In Riverside County, COVID-19 has killed 14 people and there have been 493 confirmed cases of people who have tested positive for the novel coronavirus.
Here are brief profiles of Werksman and Young. Both of their families have requested privacy at this very difficult time, as have colleagues at the Riverside County Sheriff’s Department.
Sheriff Chad Bianco described Werksman, who lived in Corona, as a kind and unbelievably friendly deputy who was a good son, a good friend, and a highly accomplished member of the agency’s Bomb Squad.
“Our thoughts and prayers go out to his loved ones during this difficult time,” the Riverside Sheriff’s Association said in a statement Friday regarding Werksman’s death.
Werksman served the RCSD and the Riverside Sheriff’s Association for 22 years.
“We ask that the community keep Deputy Werksman’s family and colleagues in their prayers during this extremely emotional and challenging time,” the RSA said in a statement Friday.
“It’ hard to imagine that just 24 hours ago, our department was in pain due to the COVID-19 death of Deputy Terrell Young. Our members are heartbroken and hurting.”
Werksman began his career with the RCSD on April 23, 1998, and worked assignments at the Robert Presley Detention Center, Jurupa Valley Station, Hazardous Device Team, Lake Elsinore Station, and was most recently assigned to Sheriff’s Administration.
He was a very accomplished deputy and was an FBI-certified Public Safety Bomb Technician (2007).
Werksman had an advanced IED electronics certification, was a HAZMAT specialist and Radiologic/Nuclear First Responder, and was certified in confined space rescue.
He also was a range master, first aid/CPR instructor and advanced scuba certified, just to name a few of his accomplishments
Werksman attended Chapman University. He graduated in 1991 and was a member of the Delta Sigma Phi fraternity.
He served as a youth soccer coach for AYSO Region 37.
Back in April 2005, when he was serving as a counselor at California Baptist University in Riverside, Young attended a community forum.
The event changed his life.

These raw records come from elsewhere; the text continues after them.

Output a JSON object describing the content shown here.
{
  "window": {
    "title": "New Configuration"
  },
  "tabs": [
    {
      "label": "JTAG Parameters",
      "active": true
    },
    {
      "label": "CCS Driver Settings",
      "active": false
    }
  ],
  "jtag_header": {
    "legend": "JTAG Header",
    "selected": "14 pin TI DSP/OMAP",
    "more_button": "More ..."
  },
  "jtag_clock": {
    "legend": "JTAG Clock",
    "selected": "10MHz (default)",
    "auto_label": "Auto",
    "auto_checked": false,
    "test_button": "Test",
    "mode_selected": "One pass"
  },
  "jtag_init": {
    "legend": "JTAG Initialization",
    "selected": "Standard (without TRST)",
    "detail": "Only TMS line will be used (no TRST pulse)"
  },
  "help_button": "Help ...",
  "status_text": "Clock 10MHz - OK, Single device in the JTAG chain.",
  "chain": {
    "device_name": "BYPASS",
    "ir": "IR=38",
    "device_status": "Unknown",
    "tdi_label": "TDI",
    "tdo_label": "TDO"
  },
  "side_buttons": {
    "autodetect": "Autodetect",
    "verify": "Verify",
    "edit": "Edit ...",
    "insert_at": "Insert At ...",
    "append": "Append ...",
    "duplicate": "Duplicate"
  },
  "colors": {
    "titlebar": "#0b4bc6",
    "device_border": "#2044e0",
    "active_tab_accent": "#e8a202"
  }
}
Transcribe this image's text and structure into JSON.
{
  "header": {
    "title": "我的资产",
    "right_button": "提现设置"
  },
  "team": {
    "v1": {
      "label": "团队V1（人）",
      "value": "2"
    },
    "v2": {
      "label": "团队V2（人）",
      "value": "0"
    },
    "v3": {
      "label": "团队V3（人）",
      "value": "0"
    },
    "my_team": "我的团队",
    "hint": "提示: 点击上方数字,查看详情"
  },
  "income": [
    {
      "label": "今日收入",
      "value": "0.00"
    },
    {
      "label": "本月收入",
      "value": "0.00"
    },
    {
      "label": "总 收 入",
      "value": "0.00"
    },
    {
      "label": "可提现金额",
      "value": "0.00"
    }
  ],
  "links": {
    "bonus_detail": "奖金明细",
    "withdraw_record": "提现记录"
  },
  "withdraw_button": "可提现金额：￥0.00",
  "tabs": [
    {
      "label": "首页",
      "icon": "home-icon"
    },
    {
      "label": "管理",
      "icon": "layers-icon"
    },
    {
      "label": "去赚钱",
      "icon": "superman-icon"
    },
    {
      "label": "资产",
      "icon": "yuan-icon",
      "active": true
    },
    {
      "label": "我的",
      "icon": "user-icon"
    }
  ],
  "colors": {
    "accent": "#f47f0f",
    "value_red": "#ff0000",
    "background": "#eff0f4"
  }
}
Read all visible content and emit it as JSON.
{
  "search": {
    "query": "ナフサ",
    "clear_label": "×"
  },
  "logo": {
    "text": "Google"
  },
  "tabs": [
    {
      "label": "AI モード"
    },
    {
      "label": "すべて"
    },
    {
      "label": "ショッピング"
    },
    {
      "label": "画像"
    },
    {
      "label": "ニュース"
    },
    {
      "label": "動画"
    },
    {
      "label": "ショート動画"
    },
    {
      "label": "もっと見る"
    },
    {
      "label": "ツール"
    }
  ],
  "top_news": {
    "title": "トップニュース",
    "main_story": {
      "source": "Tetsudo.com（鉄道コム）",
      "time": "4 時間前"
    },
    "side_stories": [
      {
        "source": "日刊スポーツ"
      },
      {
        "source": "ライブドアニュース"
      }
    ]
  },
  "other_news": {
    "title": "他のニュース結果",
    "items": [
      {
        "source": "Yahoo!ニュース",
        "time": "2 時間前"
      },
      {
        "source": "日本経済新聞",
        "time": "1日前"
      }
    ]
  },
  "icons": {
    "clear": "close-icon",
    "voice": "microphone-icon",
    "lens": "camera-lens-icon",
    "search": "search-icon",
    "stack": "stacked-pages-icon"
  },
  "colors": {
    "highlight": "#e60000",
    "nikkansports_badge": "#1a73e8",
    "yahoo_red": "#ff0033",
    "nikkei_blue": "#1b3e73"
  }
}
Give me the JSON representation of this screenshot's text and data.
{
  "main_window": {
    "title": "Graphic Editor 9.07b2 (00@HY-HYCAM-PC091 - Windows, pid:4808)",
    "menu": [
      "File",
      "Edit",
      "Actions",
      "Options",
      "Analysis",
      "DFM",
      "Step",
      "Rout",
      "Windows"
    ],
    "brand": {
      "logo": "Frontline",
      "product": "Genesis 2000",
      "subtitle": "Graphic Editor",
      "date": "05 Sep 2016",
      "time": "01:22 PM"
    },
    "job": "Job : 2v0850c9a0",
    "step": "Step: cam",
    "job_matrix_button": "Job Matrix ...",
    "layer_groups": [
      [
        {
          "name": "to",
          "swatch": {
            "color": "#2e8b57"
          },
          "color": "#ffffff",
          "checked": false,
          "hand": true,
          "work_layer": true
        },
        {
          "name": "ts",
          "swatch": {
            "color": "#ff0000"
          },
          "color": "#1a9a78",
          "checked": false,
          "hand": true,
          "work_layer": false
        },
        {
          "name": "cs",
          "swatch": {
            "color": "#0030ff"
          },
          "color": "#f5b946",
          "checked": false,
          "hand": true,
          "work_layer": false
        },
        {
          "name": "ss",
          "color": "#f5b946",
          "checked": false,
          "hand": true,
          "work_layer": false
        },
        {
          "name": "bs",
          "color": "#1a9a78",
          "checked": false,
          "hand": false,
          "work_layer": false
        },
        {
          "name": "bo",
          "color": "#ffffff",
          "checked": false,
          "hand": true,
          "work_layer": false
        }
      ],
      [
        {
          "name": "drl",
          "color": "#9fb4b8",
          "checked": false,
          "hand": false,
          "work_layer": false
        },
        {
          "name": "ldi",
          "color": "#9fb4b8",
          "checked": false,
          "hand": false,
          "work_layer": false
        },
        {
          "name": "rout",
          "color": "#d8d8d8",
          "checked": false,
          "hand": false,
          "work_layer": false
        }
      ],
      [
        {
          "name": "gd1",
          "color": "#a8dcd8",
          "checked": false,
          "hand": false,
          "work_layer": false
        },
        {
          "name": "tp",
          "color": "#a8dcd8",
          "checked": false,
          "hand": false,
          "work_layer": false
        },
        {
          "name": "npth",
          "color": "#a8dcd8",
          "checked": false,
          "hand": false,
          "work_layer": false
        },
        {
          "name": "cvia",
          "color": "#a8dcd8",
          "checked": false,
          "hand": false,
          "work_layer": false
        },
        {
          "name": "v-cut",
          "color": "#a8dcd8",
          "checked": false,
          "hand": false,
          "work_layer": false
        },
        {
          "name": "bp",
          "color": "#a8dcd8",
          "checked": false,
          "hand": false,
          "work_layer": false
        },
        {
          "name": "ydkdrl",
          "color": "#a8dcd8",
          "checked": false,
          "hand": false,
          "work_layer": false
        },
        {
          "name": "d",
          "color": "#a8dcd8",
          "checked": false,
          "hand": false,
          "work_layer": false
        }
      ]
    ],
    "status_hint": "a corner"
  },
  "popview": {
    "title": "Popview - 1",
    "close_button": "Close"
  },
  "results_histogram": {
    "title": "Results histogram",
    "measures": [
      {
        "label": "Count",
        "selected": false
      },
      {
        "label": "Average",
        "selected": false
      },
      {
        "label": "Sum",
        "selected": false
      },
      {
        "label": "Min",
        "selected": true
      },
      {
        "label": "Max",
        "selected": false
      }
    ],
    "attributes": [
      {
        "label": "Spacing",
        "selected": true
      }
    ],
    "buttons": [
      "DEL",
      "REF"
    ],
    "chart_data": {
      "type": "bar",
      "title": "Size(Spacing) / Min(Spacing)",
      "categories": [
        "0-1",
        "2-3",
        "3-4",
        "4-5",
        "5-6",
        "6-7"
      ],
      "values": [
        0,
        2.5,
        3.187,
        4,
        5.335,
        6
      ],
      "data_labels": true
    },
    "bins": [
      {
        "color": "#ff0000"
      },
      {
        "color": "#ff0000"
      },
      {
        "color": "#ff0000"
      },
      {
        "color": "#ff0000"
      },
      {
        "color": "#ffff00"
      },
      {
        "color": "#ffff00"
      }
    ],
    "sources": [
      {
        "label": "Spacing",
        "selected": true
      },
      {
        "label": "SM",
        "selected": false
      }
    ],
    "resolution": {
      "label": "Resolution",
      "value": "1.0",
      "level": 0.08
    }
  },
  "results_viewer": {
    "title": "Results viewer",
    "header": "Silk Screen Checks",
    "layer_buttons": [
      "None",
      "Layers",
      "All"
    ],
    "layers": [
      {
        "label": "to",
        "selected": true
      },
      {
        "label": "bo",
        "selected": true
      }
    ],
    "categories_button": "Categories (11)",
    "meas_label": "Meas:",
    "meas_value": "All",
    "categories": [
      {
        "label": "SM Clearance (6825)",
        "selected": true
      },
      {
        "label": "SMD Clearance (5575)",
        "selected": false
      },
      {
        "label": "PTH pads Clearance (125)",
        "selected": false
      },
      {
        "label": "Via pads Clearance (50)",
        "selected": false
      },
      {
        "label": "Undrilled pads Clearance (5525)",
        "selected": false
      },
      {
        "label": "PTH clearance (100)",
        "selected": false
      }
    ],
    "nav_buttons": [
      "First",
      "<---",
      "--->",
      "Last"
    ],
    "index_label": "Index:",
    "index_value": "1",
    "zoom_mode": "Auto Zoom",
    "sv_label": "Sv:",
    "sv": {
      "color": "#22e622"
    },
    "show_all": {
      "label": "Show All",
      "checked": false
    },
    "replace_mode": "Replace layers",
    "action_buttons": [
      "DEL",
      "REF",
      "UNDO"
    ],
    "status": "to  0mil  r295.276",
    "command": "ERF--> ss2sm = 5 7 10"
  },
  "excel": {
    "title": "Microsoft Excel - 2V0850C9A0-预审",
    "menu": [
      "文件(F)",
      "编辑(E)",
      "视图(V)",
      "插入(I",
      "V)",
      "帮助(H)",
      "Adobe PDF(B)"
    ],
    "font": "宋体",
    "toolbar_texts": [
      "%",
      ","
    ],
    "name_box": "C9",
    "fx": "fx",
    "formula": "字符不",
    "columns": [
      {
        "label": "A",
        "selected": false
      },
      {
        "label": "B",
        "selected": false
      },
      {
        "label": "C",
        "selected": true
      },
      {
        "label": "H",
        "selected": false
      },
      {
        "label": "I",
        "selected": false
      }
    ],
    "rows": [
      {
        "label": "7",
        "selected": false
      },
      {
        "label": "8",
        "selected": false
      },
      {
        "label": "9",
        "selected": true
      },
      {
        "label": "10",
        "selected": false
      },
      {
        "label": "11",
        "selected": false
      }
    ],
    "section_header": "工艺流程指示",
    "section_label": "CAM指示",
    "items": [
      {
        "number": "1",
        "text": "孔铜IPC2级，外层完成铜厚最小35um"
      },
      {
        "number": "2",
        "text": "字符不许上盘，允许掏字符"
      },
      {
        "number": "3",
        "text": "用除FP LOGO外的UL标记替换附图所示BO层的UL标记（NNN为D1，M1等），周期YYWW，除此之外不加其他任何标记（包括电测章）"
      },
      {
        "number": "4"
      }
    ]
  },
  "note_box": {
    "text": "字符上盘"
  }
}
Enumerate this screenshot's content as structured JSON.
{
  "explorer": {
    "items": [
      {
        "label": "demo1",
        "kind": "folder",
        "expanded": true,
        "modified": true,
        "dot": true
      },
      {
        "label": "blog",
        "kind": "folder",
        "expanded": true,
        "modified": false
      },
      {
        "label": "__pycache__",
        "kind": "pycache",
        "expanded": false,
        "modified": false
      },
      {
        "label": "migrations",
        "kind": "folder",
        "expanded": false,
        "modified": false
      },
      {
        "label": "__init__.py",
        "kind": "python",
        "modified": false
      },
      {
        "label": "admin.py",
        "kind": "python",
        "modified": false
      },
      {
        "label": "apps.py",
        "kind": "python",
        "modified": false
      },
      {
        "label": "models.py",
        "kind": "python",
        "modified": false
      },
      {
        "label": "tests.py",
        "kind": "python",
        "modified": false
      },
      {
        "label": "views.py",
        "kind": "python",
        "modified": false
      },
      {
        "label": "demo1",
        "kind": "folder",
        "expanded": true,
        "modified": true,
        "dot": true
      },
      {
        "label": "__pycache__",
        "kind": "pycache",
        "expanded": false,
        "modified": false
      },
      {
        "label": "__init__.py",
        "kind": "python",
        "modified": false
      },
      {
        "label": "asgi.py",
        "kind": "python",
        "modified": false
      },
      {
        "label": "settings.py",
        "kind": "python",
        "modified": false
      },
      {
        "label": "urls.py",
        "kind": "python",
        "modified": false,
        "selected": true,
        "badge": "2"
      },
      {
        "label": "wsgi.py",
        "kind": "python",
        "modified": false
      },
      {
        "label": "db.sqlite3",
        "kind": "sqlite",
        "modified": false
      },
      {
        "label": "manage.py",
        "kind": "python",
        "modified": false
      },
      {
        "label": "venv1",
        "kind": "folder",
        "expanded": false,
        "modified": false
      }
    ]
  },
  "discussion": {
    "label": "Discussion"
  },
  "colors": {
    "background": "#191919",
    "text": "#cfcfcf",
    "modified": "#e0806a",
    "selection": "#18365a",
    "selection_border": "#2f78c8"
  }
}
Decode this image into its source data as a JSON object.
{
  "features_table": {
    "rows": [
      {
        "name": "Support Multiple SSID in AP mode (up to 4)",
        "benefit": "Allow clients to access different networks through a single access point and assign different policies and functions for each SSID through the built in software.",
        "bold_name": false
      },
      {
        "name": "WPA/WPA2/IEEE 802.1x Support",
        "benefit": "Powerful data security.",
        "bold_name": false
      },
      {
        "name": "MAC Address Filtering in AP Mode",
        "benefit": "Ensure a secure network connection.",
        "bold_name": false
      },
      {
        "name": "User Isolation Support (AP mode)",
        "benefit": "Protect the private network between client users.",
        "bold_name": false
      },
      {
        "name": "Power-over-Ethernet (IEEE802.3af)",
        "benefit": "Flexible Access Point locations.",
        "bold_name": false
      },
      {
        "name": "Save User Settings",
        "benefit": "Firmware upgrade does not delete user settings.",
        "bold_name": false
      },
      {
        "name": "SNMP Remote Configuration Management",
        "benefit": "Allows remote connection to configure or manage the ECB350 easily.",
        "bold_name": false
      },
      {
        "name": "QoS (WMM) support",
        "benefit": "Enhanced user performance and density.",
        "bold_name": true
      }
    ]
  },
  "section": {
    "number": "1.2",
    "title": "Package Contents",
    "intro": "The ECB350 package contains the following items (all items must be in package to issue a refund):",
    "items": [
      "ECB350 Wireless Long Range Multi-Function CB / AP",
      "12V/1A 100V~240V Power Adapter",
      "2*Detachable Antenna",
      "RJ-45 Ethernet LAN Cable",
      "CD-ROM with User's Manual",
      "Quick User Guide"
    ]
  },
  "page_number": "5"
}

A corporal at the Riverside County Sheriff’s Department who spoke at the forum played a huge role in Young’s decision to become a deputy, according to Black Voice News.
Young told the news outlet that at the forum, the deputy explained that as an officer, he could serve the community by being a positive role model, minister to those in need, be a protector of people provide for his family, and prepare for a good retirement.
Young was all about making communities safer and better.
For several years he remained very active at his home church, according to Black Voice News.
Young told the news outlet in 2006 he planned to aggressively recruit other minorities to the Riverside Sheriff’s Department because it has been a blessing to him and his family.
“My wife and children are totally excited and I could not have successfully completed the academy without their support,” Young said. “My wife Marie was there for me when I came home mentally, physically and spiritually beat from the rigorous training at the academy.”
Young’s assignments at the RCSD included the Larry Smith Correctional Facility, Perris Station, Court Services, Southwest Station, and the Cois Byrd Detention Center.
Prior to becoming a deputy in 2005 at age 38, Young worked as an enrollment counselor at California Baptist University in Riverside, a job he started in 2003, according to his LinkedIn page.
Prior to that, Young worked as an enrollment counselor at National University in Orange County.
His jobs before that included admissions counselor at the University of Phoenix in Orange County and as an investment advisor at Paine Webber Investments in Orange County.
Bianco said at a news conference he believed that Young may have contracted the novel coronavirus from an inmate whom he had escorted to the Riverside University Health System in mid-March.
“(Young’s death) is a painful loss for our association and the law enforcement community,” RSA President Bill Young said in a statement. “We extend our prayers and deepest condolences to Deputy Young’s family, friends, co-workers during these extraordinary times.”